== Exercise aim ==
Wherever the word "description" appears in a line of the data, that line should be copied.

——————

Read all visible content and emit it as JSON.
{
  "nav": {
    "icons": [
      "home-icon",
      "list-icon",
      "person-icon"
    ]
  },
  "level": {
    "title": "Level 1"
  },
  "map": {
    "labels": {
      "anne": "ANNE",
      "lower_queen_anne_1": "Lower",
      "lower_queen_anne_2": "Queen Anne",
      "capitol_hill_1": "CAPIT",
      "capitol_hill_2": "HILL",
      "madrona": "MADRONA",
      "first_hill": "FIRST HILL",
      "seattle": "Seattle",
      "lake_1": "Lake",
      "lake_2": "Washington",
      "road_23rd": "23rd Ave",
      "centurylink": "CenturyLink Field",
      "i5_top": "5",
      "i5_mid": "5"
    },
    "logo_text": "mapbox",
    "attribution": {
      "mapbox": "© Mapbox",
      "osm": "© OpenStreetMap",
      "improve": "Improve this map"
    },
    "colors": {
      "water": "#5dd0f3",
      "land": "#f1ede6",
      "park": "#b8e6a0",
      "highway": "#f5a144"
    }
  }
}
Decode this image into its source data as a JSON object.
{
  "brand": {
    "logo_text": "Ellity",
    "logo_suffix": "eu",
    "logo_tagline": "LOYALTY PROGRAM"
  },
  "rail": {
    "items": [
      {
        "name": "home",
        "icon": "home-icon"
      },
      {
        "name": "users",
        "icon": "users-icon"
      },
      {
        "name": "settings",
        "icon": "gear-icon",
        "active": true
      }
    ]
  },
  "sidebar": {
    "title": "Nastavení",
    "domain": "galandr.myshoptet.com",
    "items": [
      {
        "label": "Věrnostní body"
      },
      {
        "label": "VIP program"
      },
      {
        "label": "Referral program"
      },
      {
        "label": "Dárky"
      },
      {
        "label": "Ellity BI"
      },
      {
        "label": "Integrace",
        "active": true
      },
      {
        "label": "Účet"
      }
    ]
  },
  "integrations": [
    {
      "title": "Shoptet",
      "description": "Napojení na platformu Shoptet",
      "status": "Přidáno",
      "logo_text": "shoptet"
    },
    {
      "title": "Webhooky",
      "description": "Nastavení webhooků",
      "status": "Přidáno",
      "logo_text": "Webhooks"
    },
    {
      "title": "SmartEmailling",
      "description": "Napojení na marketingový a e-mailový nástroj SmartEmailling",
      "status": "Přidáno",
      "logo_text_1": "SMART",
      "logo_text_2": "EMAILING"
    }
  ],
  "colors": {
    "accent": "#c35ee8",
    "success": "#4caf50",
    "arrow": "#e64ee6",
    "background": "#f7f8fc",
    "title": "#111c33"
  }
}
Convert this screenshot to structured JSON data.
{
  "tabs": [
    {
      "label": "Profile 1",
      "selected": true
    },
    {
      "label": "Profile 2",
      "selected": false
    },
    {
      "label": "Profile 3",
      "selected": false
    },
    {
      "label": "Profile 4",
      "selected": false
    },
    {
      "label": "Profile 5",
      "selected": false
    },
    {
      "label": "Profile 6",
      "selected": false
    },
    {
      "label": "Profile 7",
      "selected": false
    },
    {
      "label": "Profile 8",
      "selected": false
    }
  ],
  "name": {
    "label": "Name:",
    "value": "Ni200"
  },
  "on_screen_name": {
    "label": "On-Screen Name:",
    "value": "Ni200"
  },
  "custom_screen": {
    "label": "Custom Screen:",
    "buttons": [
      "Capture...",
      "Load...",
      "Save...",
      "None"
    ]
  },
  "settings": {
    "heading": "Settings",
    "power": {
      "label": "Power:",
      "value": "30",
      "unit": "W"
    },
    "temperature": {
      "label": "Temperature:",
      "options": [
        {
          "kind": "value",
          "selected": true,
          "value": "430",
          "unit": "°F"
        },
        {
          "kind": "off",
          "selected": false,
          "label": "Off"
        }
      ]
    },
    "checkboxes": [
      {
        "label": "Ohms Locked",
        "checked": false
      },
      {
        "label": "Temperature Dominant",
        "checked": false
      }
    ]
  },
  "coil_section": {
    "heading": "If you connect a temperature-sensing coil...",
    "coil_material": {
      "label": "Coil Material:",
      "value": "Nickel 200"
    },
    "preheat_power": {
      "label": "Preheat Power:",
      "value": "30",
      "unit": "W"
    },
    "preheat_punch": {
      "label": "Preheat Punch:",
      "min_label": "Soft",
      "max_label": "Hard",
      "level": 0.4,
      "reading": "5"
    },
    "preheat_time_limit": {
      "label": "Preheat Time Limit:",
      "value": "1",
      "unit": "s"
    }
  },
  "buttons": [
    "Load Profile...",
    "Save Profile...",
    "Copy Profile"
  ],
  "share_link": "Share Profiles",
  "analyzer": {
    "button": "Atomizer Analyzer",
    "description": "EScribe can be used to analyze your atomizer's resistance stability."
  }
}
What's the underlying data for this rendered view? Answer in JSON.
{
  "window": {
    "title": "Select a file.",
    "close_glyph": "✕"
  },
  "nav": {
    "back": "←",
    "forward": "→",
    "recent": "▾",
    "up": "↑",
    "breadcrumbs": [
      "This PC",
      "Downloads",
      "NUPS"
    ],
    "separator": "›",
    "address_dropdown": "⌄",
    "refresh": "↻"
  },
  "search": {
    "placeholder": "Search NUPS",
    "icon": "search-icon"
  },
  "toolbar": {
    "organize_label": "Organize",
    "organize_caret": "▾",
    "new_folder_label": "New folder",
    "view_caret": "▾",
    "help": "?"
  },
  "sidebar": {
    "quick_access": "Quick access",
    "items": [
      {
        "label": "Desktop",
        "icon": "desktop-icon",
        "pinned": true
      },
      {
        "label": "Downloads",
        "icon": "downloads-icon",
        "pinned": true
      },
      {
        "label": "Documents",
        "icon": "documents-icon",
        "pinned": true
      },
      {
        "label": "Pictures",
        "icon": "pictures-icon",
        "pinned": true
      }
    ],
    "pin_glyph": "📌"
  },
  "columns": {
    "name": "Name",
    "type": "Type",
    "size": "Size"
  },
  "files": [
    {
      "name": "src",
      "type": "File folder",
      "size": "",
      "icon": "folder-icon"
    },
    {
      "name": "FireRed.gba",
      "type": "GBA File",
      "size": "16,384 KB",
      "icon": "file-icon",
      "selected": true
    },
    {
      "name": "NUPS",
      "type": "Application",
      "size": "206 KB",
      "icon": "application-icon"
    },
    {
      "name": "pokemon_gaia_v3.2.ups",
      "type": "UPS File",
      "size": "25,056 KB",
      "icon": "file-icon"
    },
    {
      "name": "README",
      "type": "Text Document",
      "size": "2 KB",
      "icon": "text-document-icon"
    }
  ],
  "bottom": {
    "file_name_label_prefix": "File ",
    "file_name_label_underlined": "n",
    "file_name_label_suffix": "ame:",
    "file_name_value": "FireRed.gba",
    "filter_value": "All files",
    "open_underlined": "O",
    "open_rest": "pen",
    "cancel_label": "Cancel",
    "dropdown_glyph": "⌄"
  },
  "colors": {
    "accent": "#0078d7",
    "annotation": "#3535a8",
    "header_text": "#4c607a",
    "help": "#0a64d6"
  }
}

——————

== Exercise output ==
      "description": "Napojení na platformu Shoptet",
      "description": "Nastavení webhooků",
      "description": "Napojení na marketingový a e-mailový nástroj SmartEmailling",
    "description": "EScribe can be used to analyze your atomizer's resistance stability."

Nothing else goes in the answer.